LAS VEGAS- Cisco Systems, Inc. announced updates to its Unified Computing System (UCS) and Wide Area Application Service (WAAS) at its Cisco Live event on July 13, as part of its strategy to give its data centre customers more scalability and efficiency in the cloud.
“I anticipate that we will be seeing a world of many clouds,” with opportunity for several providers in various verticals, said Lew Tucker, chief technology officer of the company’s cloud business. Cisco’s strategy to deal with this is to improve flexibility and scalability within the data centre and overall user experience, he said.

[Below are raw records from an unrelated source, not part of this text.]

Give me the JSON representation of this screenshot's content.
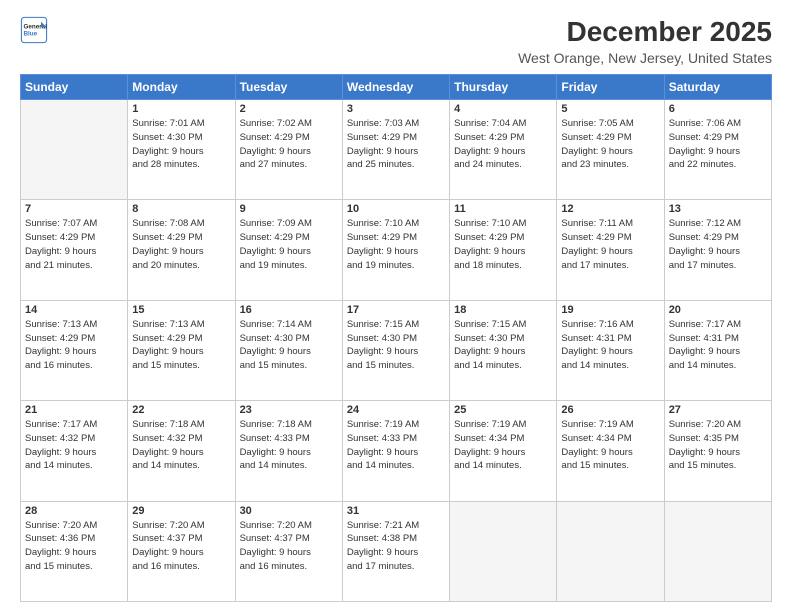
{
  "header": {
    "logo_line1": "General",
    "logo_line2": "Blue",
    "title": "December 2025",
    "subtitle": "West Orange, New Jersey, United States"
  },
  "days_of_week": [
    "Sunday",
    "Monday",
    "Tuesday",
    "Wednesday",
    "Thursday",
    "Friday",
    "Saturday"
  ],
  "weeks": [
    [
      {
        "day": "",
        "info": ""
      },
      {
        "day": "1",
        "info": "Sunrise: 7:01 AM\nSunset: 4:30 PM\nDaylight: 9 hours\nand 28 minutes."
      },
      {
        "day": "2",
        "info": "Sunrise: 7:02 AM\nSunset: 4:29 PM\nDaylight: 9 hours\nand 27 minutes."
      },
      {
        "day": "3",
        "info": "Sunrise: 7:03 AM\nSunset: 4:29 PM\nDaylight: 9 hours\nand 25 minutes."
      },
      {
        "day": "4",
        "info": "Sunrise: 7:04 AM\nSunset: 4:29 PM\nDaylight: 9 hours\nand 24 minutes."
      },
      {
        "day": "5",
        "info": "Sunrise: 7:05 AM\nSunset: 4:29 PM\nDaylight: 9 hours\nand 23 minutes."
      },
      {
        "day": "6",
        "info": "Sunrise: 7:06 AM\nSunset: 4:29 PM\nDaylight: 9 hours\nand 22 minutes."
      }
    ],
    [
      {
        "day": "7",
        "info": "Sunrise: 7:07 AM\nSunset: 4:29 PM\nDaylight: 9 hours\nand 21 minutes."
      },
      {
        "day": "8",
        "info": "Sunrise: 7:08 AM\nSunset: 4:29 PM\nDaylight: 9 hours\nand 20 minutes."
      },
      {
        "day": "9",
        "info": "Sunrise: 7:09 AM\nSunset: 4:29 PM\nDaylight: 9 hours\nand 19 minutes."
      },
      {
        "day": "10",
        "info": "Sunrise: 7:10 AM\nSunset: 4:29 PM\nDaylight: 9 hours\nand 19 minutes."
      },
      {
        "day": "11",
        "info": "Sunrise: 7:10 AM\nSunset: 4:29 PM\nDaylight: 9 hours\nand 18 minutes."
      },
      {
        "day": "12",
        "info": "Sunrise: 7:11 AM\nSunset: 4:29 PM\nDaylight: 9 hours\nand 17 minutes."
      },
      {
        "day": "13",
        "info": "Sunrise: 7:12 AM\nSunset: 4:29 PM\nDaylight: 9 hours\nand 17 minutes."
      }
    ],
    [
      {
        "day": "14",
        "info": "Sunrise: 7:13 AM\nSunset: 4:29 PM\nDaylight: 9 hours\nand 16 minutes."
      },
      {
        "day": "15",
        "info": "Sunrise: 7:13 AM\nSunset: 4:29 PM\nDaylight: 9 hours\nand 15 minutes."
      },
      {
        "day": "16",
        "info": "Sunrise: 7:14 AM\nSunset: 4:30 PM\nDaylight: 9 hours\nand 15 minutes."
      },
      {
        "day": "17",
        "info": "Sunrise: 7:15 AM\nSunset: 4:30 PM\nDaylight: 9 hours\nand 15 minutes."
      },
      {
        "day": "18",
        "info": "Sunrise: 7:15 AM\nSunset: 4:30 PM\nDaylight: 9 hours\nand 14 minutes."
      },
      {
        "day": "19",
        "info": "Sunrise: 7:16 AM\nSunset: 4:31 PM\nDaylight: 9 hours\nand 14 minutes."
      },
      {
        "day": "20",
        "info": "Sunrise: 7:17 AM\nSunset: 4:31 PM\nDaylight: 9 hours\nand 14 minutes."
      }
    ],
    [
      {
        "day": "21",
        "info": "Sunrise: 7:17 AM\nSunset: 4:32 PM\nDaylight: 9 hours\nand 14 minutes."
      },
      {
        "day": "22",
        "info": "Sunrise: 7:18 AM\nSunset: 4:32 PM\nDaylight: 9 hours\nand 14 minutes."
      },
      {
        "day": "23",
        "info": "Sunrise: 7:18 AM\nSunset: 4:33 PM\nDaylight: 9 hours\nand 14 minutes."
      },
      {
        "day": "24",
        "info": "Sunrise: 7:19 AM\nSunset: 4:33 PM\nDaylight: 9 hours\nand 14 minutes."
      },
      {
        "day": "25",
        "info": "Sunrise: 7:19 AM\nSunset: 4:34 PM\nDaylight: 9 hours\nand 14 minutes."
      },
      {
        "day": "26",
        "info": "Sunrise: 7:19 AM\nSunset: 4:34 PM\nDaylight: 9 hours\nand 15 minutes."
      },
      {
        "day": "27",
        "info": "Sunrise: 7:20 AM\nSunset: 4:35 PM\nDaylight: 9 hours\nand 15 minutes."
      }
    ],
    [
      {
        "day": "28",
        "info": "Sunrise: 7:20 AM\nSunset: 4:36 PM\nDaylight: 9 hours\nand 15 minutes."
      },
      {
        "day": "29",
        "info": "Sunrise: 7:20 AM\nSunset: 4:37 PM\nDaylight: 9 hours\nand 16 minutes."
      },
      {
        "day": "30",
        "info": "Sunrise: 7:20 AM\nSunset: 4:37 PM\nDaylight: 9 hours\nand 16 minutes."
      },
      {
        "day": "31",
        "info": "Sunrise: 7:21 AM\nSunset: 4:38 PM\nDaylight: 9 hours\nand 17 minutes."
      },
      {
        "day": "",
        "info": ""
      },
      {
        "day": "",
        "info": ""
      },
      {
        "day": "",
        "info": ""
      }
    ]
  ]
}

Now, the company has added new fabric interconnects to its UCS data centre infrastructure, or 48-port switches that run the UCS Manager program, a new chassis I/O module and a new virtual interface card, which will improve the scalability of UCS-based data centre, double the bandwidth to the chassis and quadruple it to the server, according to Soni Jiandani, vice-president of Cisco’s server access and virtualization business unit. “Customers do not have to deal with the complexities of multiple management domains,” with the system, she said.

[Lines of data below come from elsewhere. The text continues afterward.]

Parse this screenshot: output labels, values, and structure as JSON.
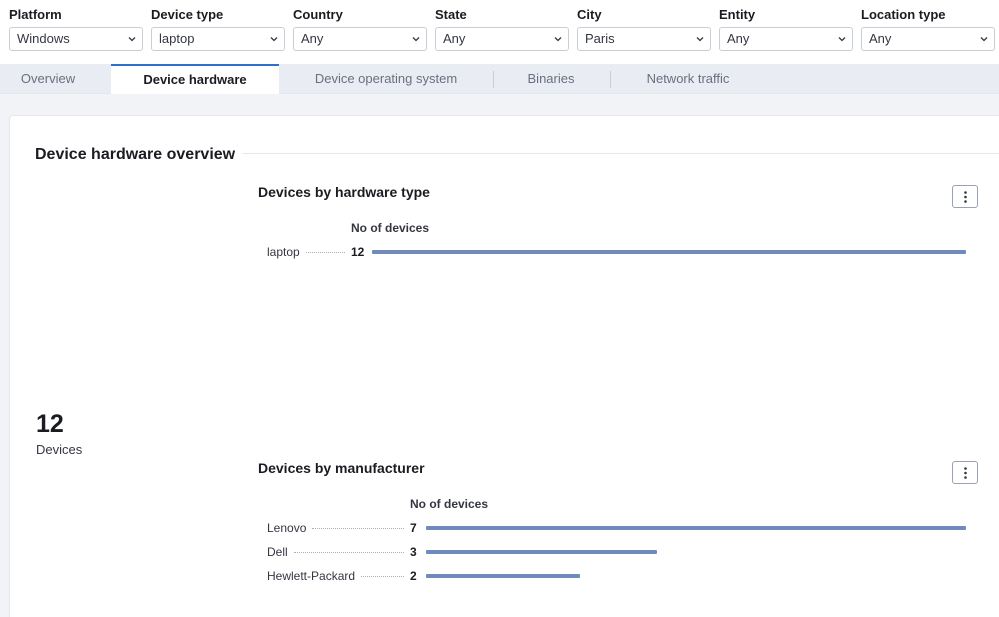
{
  "filters": [
    {
      "label": "Platform",
      "value": "Windows"
    },
    {
      "label": "Device type",
      "value": "laptop"
    },
    {
      "label": "Country",
      "value": "Any"
    },
    {
      "label": "State",
      "value": "Any"
    },
    {
      "label": "City",
      "value": "Paris"
    },
    {
      "label": "Entity",
      "value": "Any"
    },
    {
      "label": "Location type",
      "value": "Any"
    }
  ],
  "tabs": [
    {
      "label": "Overview"
    },
    {
      "label": "Device hardware"
    },
    {
      "label": "Device operating system"
    },
    {
      "label": "Binaries"
    },
    {
      "label": "Network traffic"
    }
  ],
  "active_tab": "Device hardware",
  "section": {
    "title": "Device hardware overview"
  },
  "metric": {
    "value": "12",
    "label": "Devices"
  },
  "charts": {
    "hardware_type": {
      "title": "Devices by hardware type",
      "column_header": "No of devices",
      "rows": [
        {
          "label": "laptop",
          "value": 12
        }
      ],
      "max": 12
    },
    "manufacturer": {
      "title": "Devices by manufacturer",
      "column_header": "No of devices",
      "rows": [
        {
          "label": "Lenovo",
          "value": 7
        },
        {
          "label": "Dell",
          "value": 3
        },
        {
          "label": "Hewlett-Packard",
          "value": 2
        }
      ],
      "max": 7
    }
  },
  "colors": {
    "bar": "#6e8bbb",
    "accent": "#2f6fcf"
  }
}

“The product has done phenomenally well in the last two years,” she said. UCS currently has more than 5,400 customers worldwide and is adding about 1000 more every quarter and the company currently holds second highest market share for x86 blades, and is third in the world, Jiandani said. Many of its current customers used to use HP servers, she added.
Cisco has also added what it calls the industry’s first context-aware data redundancy elimination (DRE) software to its WAAS WAN optimization product line, which will manage bandwidth more efficiently, the company argues. A WAAS Central Manager, where network administrators can manage up to 2000 WAAS instances from a single interface and the Application Performance Manager allow for better visibility into application performance. The overall goal is to allow for a better user experience with applications like video, a major priority for Cisco.
Among enterprises, attitudes toward the cloud are still varied, as the curve is similar to attitudes toward new consumer technology as well, from early adopters to those who follow the trend later, according to Dave Frampton, vice-president of Cisco’s application delivery business unit. “We interact with customers at all those levels,” he said, but added that the desire for cloud adoption has increased within the last year.
“We’re in a unique position to pull together the assets in the network to solve some compelling business problems that occur when you move to cloud,” Frampton said.
“I see a layer of value being created,” for partners, he said. These new additions to the company’s networking infrastructure provide an opportunity for partners to differentiate, he added. The changes made to the UCS and the cloud direction that Cisco is taking another way that the company is aiming to help its partners become business consultants and not just providers of technology alone, he said.
“I think you’ll find a number of customers building the foundation,” he said. “We’re building the foundation for the migration to cloud.”